(Entries taken from a collection)
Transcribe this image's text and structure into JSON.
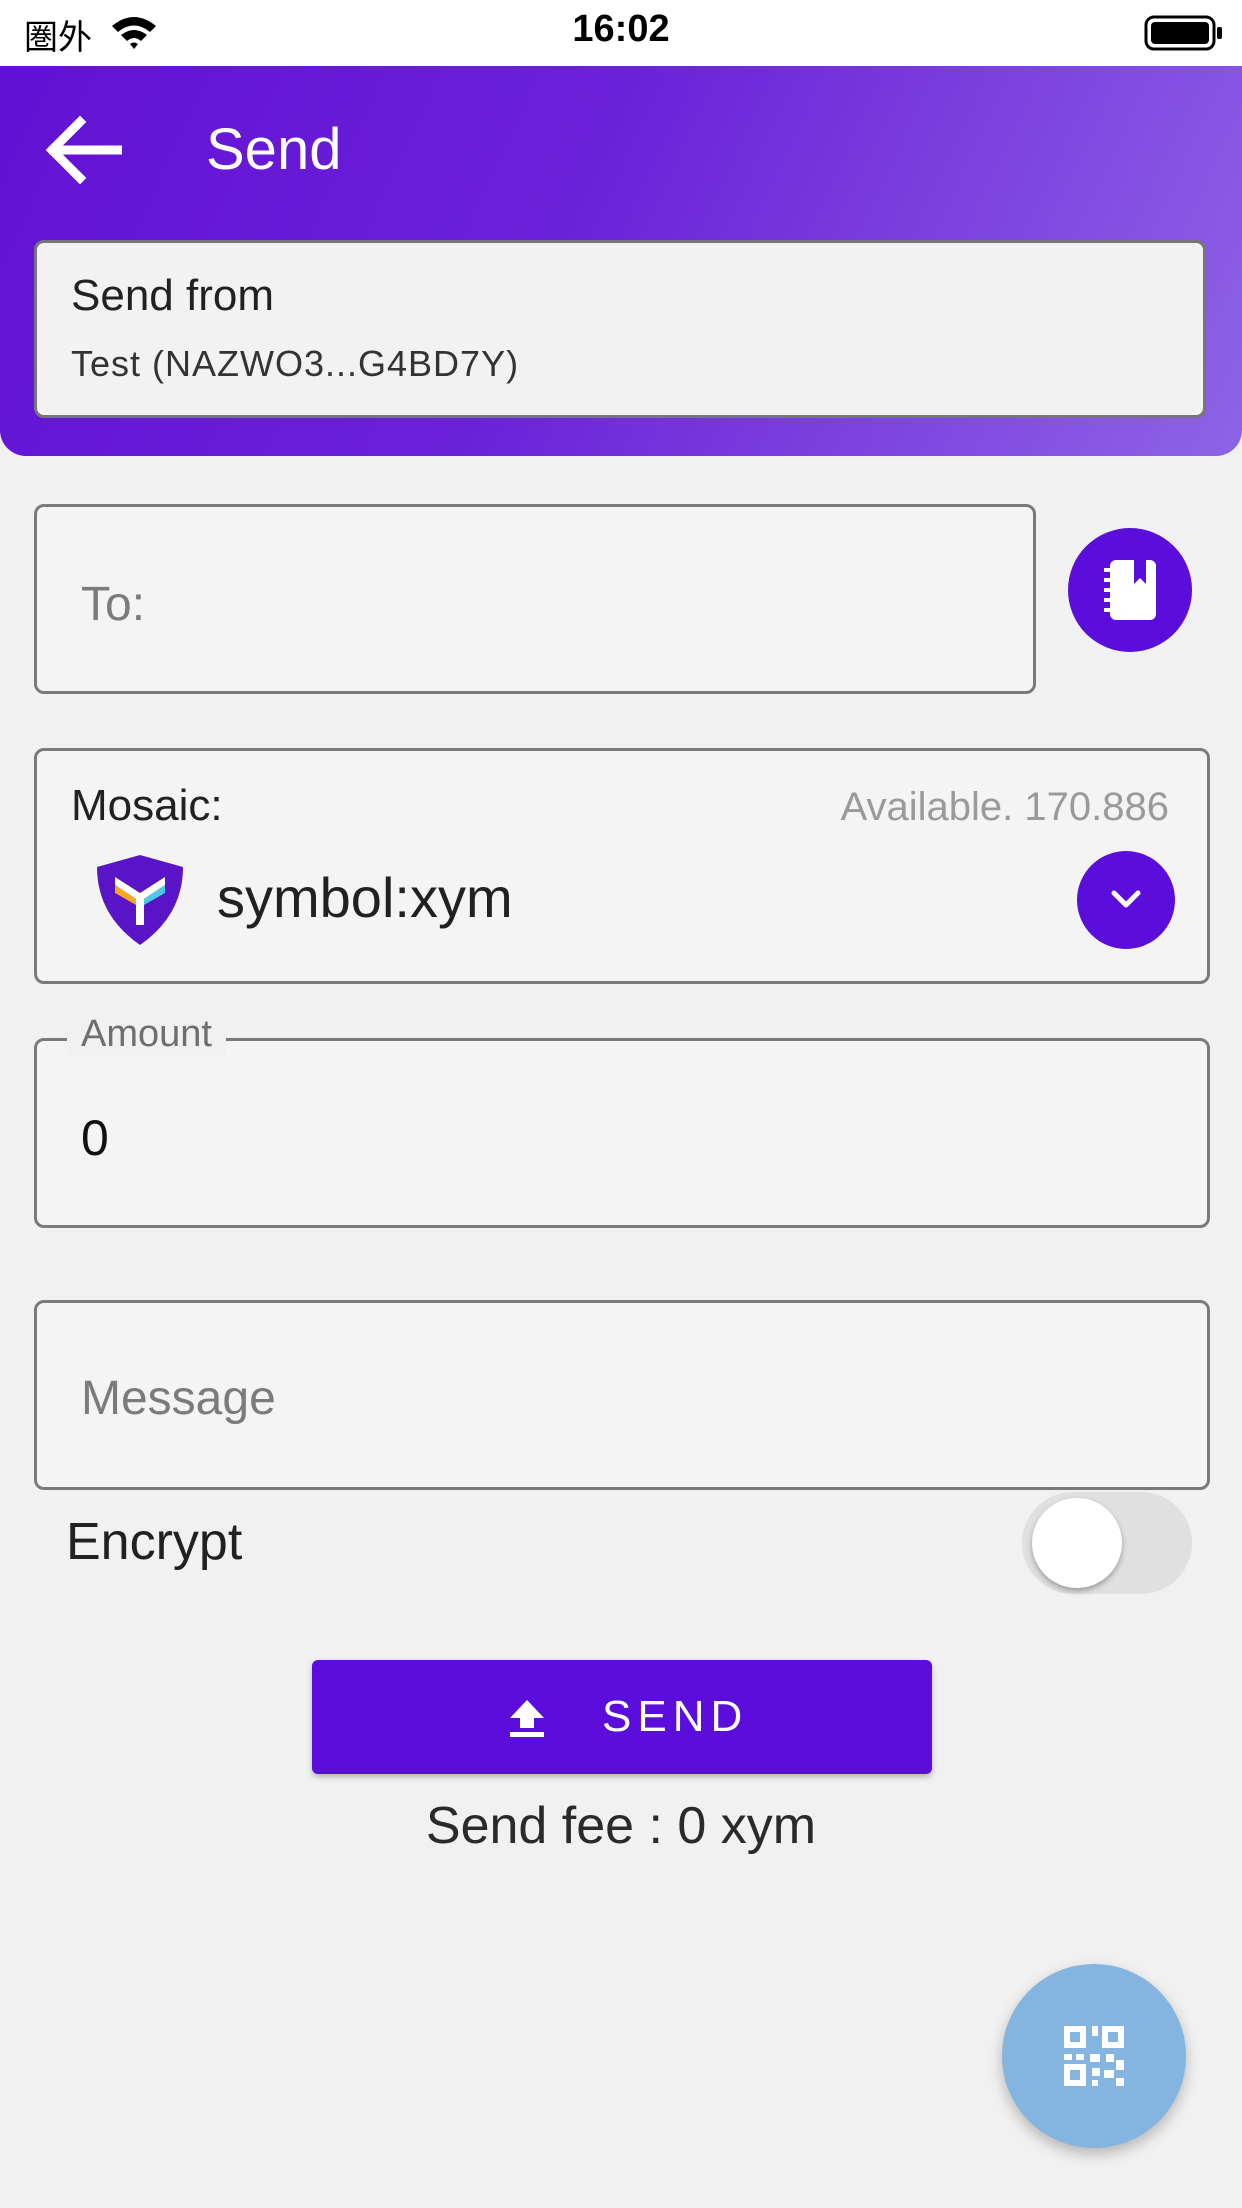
{
  "status_bar": {
    "carrier": "圏外",
    "time": "16:02"
  },
  "header": {
    "title": "Send",
    "send_from_label": "Send from",
    "send_from_value": "Test (NAZWO3...G4BD7Y)"
  },
  "form": {
    "to_placeholder": "To:",
    "mosaic_label": "Mosaic:",
    "available": "Available. 170.886",
    "mosaic_value": "symbol:xym",
    "amount_label": "Amount",
    "amount_value": "0",
    "message_placeholder": "Message",
    "encrypt_label": "Encrypt",
    "encrypt_on": false
  },
  "actions": {
    "send_label": "SEND",
    "send_fee": "Send fee : 0 xym"
  },
  "icons": {
    "back": "arrow-left-icon",
    "contacts": "address-book-icon",
    "dropdown": "chevron-down-icon",
    "upload": "upload-icon",
    "qr": "qr-code-icon",
    "token": "symbol-logo-icon"
  },
  "colors": {
    "primary": "#5b0ddb",
    "header_gradient_start": "#6211d4",
    "header_gradient_end": "#8f63e6",
    "fab": "#84b4e0",
    "background": "#f1f1f1"
  }
}
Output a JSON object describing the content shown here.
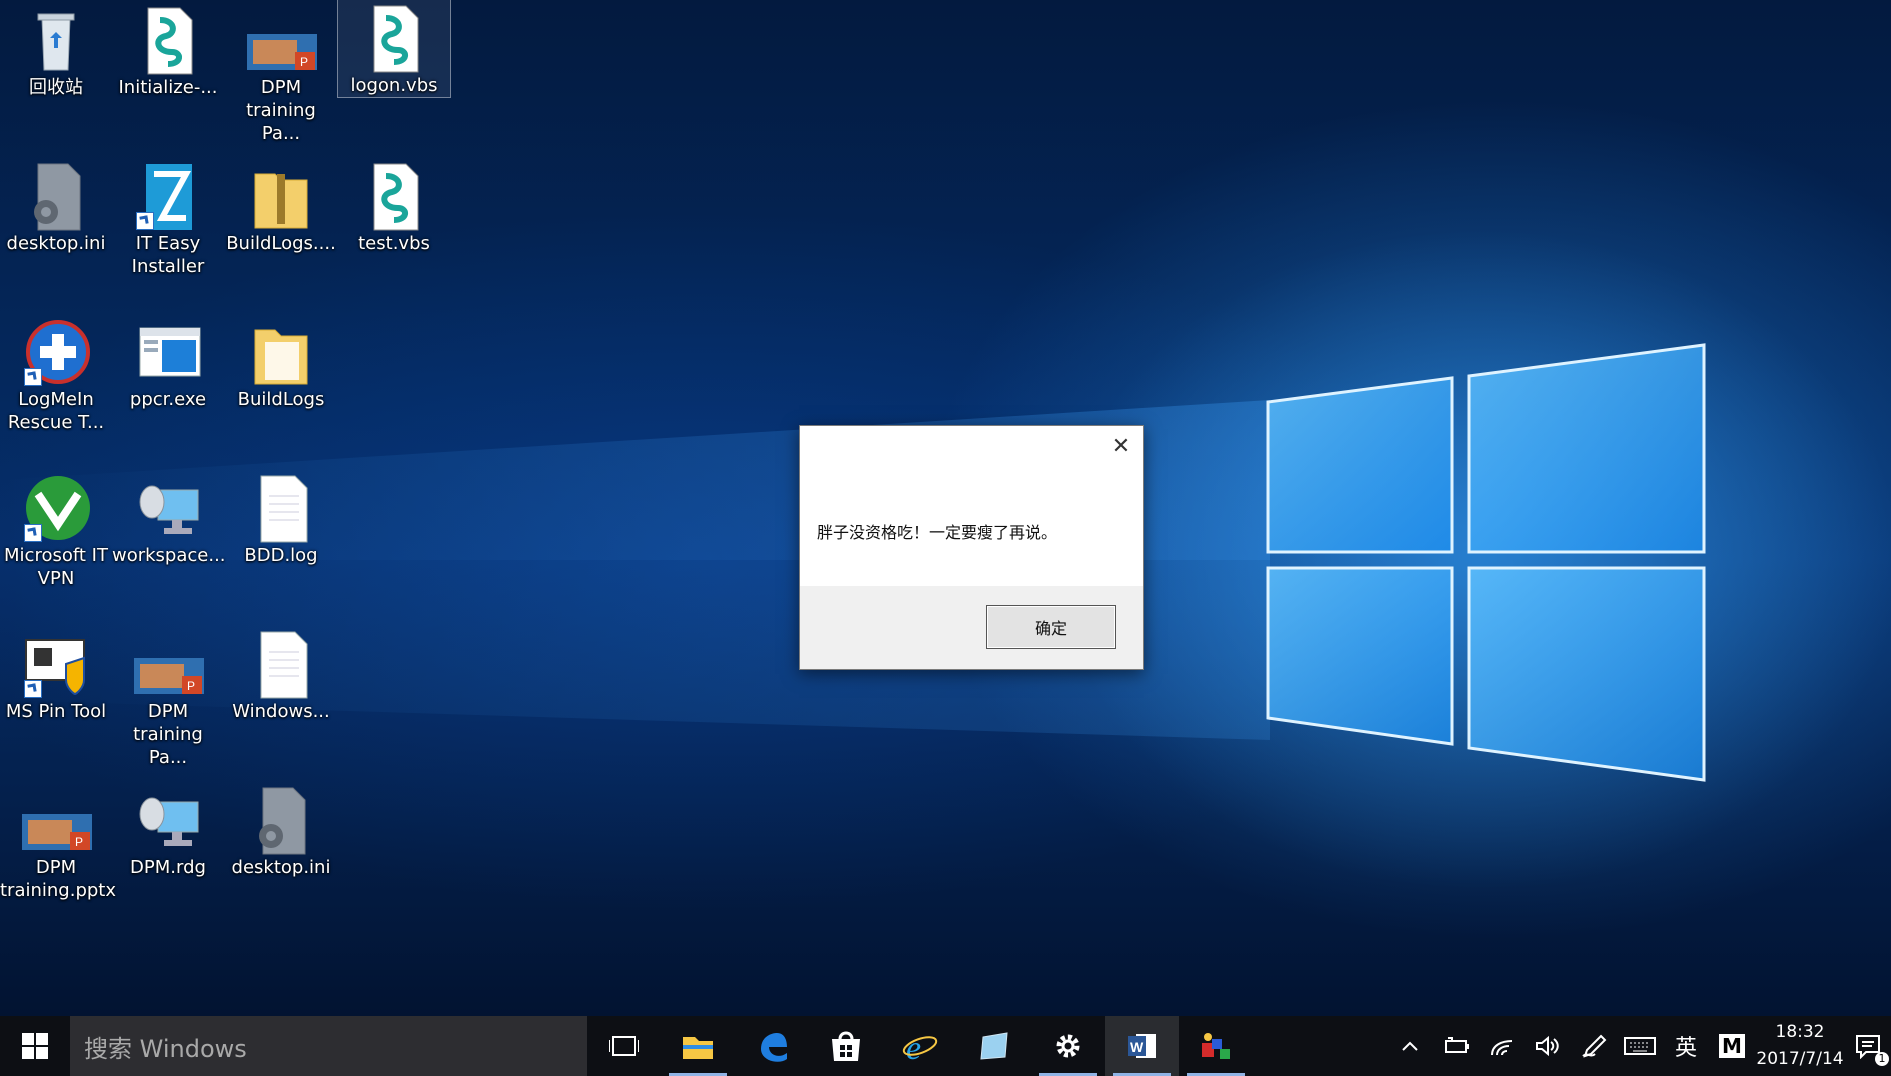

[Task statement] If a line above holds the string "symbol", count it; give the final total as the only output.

[Exercise result] 2